#### [Activity]
Pull out every line below that contains the word "content".

#### [Exercise input]
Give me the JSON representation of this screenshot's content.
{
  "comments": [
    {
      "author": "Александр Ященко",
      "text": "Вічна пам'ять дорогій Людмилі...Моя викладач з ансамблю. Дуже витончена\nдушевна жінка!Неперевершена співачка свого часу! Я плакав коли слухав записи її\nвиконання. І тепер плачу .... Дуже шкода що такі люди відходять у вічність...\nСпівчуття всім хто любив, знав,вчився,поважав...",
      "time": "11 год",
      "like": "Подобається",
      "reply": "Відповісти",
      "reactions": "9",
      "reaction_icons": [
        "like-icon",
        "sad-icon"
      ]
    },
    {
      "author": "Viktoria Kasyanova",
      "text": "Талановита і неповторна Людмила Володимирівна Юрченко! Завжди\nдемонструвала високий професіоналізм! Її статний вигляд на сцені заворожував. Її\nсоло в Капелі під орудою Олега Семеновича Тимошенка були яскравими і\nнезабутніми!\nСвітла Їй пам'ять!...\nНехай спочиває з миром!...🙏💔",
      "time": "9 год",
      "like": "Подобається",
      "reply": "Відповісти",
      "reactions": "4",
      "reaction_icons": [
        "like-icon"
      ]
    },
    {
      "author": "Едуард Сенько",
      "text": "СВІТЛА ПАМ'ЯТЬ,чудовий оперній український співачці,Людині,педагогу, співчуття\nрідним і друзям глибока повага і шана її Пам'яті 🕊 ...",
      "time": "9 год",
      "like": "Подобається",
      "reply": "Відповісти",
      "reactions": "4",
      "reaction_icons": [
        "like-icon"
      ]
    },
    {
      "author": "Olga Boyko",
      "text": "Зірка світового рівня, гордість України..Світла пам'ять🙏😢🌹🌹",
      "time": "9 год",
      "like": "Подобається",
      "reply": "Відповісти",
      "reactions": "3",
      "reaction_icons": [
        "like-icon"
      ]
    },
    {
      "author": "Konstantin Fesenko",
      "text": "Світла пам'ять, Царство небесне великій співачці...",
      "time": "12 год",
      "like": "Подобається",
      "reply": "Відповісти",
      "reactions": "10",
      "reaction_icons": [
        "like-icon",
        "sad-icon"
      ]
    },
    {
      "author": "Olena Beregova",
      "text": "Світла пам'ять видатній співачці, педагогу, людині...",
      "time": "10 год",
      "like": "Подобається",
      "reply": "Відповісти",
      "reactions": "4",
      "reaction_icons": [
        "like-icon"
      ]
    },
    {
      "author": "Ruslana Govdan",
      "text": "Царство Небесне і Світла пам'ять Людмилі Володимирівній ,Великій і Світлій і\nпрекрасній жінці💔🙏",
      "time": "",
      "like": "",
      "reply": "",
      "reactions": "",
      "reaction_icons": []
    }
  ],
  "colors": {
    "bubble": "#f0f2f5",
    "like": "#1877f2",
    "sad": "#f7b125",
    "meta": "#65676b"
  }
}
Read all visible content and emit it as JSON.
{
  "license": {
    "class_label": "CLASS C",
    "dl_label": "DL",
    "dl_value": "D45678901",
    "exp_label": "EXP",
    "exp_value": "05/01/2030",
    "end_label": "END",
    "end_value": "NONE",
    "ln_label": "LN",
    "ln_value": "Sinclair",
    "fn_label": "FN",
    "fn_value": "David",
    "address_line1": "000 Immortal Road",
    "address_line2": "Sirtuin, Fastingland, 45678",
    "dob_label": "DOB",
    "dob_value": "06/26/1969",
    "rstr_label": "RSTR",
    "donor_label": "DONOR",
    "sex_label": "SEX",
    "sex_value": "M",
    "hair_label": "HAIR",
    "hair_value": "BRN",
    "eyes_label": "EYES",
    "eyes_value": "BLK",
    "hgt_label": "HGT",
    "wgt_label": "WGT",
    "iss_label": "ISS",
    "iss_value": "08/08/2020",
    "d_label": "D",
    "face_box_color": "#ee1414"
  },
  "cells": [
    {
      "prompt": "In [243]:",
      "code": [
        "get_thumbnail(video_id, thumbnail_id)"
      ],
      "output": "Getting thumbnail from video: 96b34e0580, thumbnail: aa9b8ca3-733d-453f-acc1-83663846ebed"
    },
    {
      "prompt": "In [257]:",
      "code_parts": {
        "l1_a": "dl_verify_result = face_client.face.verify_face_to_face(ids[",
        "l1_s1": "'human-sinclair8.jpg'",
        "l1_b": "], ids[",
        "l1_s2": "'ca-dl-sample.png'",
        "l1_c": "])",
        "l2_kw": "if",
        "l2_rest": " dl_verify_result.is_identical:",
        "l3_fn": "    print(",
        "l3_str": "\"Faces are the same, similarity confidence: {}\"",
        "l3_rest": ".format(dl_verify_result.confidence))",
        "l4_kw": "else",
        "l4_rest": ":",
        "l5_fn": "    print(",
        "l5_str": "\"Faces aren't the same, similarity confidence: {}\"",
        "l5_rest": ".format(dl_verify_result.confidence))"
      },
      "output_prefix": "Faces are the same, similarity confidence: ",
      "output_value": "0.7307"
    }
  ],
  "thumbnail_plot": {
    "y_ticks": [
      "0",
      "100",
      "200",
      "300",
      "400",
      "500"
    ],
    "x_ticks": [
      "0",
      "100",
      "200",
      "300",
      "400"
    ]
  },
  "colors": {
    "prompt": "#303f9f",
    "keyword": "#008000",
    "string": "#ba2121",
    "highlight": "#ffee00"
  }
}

#### [Your solution]
Give me the JSON representation of this screenshot's content.
Read all visible content and emit it as JSON.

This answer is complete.